In the third quarter of 2016, Copaxone sales of about $1.06 billion comprised around 19% of Teva's total revenue, and about 83% of U.S. prescriptions are for the 40mg long-lasting version that is under threat following the latest court decision. When the company provided its 2017 financial outlook recently, it forecast a potential revenue reduction of between $1.0 billion and $1.2 billion for the year. On the bottom line, the company is predicting adjusted earnings to fall between $4.90 and $5.30 this year, but it also thinks incoming generic competition for long-lasting Copaxone could reduce adjusted earnings this year by between $0.65 to $0.85 per share.
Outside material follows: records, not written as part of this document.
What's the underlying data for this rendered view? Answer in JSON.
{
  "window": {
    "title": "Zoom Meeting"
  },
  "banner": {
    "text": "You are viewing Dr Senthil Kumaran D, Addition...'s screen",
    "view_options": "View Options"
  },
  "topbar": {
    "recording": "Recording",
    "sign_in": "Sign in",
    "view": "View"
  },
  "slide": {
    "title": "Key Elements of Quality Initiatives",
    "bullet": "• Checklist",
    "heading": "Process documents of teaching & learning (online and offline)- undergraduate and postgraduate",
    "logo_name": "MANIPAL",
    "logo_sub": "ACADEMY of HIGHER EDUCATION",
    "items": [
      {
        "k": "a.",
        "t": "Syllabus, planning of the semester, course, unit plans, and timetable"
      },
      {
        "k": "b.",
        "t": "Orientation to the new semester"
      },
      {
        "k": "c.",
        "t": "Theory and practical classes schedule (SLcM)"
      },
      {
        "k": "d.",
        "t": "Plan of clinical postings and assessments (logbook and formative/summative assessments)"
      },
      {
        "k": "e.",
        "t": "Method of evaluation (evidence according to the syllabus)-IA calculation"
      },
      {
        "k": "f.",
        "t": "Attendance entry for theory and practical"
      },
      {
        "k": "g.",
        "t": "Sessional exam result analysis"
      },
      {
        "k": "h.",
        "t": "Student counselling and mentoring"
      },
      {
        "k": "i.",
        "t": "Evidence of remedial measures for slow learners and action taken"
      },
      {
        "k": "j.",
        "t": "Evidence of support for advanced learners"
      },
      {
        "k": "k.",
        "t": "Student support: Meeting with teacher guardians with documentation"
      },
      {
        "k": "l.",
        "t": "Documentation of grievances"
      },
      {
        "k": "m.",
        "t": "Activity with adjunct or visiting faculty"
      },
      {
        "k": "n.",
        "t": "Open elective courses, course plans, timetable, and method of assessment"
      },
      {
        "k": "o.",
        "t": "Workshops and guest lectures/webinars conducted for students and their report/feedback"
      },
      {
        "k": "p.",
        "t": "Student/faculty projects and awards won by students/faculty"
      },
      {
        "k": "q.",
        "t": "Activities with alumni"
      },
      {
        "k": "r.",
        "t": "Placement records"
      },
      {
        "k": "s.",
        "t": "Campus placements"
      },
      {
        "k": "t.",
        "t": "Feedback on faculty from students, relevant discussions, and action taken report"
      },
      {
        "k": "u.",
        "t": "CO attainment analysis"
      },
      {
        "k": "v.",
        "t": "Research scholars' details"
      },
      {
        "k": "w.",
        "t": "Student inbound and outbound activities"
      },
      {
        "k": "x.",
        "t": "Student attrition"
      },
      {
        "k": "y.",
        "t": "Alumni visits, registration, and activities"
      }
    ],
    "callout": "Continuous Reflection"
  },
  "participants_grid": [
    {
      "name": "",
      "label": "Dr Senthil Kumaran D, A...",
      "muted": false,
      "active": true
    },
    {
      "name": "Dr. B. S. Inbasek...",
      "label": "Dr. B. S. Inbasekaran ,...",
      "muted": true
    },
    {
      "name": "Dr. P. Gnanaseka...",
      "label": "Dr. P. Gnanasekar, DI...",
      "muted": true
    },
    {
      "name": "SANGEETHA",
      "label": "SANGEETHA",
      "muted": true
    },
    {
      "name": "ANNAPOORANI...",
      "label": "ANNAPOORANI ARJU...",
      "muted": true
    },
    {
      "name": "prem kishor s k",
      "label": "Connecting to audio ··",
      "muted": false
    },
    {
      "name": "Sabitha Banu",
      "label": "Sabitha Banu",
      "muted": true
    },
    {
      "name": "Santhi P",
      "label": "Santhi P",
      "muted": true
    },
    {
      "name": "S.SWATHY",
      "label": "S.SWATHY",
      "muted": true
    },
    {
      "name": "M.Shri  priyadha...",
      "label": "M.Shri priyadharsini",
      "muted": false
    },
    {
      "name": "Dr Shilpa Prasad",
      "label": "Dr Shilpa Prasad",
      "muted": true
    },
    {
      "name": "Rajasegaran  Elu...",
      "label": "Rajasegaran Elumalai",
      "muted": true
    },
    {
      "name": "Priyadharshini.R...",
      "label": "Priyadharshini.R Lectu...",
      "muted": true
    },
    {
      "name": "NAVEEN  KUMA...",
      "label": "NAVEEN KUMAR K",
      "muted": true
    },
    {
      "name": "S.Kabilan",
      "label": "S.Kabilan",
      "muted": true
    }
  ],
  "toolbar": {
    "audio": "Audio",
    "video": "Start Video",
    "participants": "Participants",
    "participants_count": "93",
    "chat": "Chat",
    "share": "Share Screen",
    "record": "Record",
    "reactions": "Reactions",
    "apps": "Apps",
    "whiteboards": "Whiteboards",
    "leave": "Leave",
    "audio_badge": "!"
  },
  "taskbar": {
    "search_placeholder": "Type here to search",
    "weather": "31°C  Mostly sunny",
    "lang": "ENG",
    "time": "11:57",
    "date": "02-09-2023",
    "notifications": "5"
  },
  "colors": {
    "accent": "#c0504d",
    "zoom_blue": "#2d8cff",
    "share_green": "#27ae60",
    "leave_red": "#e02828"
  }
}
After sliding for over a year, shares of Teva are low enough that an abrupt loss of Copaxone sales in the U.S. already seems priced in. The stock is trading at just 6.5 times this year's earnings estimates. Although it hasn't risen its quarterly dividend payment of $0.34 in more than a year, at recent prices the stock offers a tempting 4% yield. Dividend payments over the past four quarters required just 28% of free cash flow generated over the same period, which means the distribution will remain on solid ground even if Copaxone sales fall off a cliff this year. The stock might fall further, but those dividend payments could make holding on a lot easier while waiting to see how the latest court decision shakes out.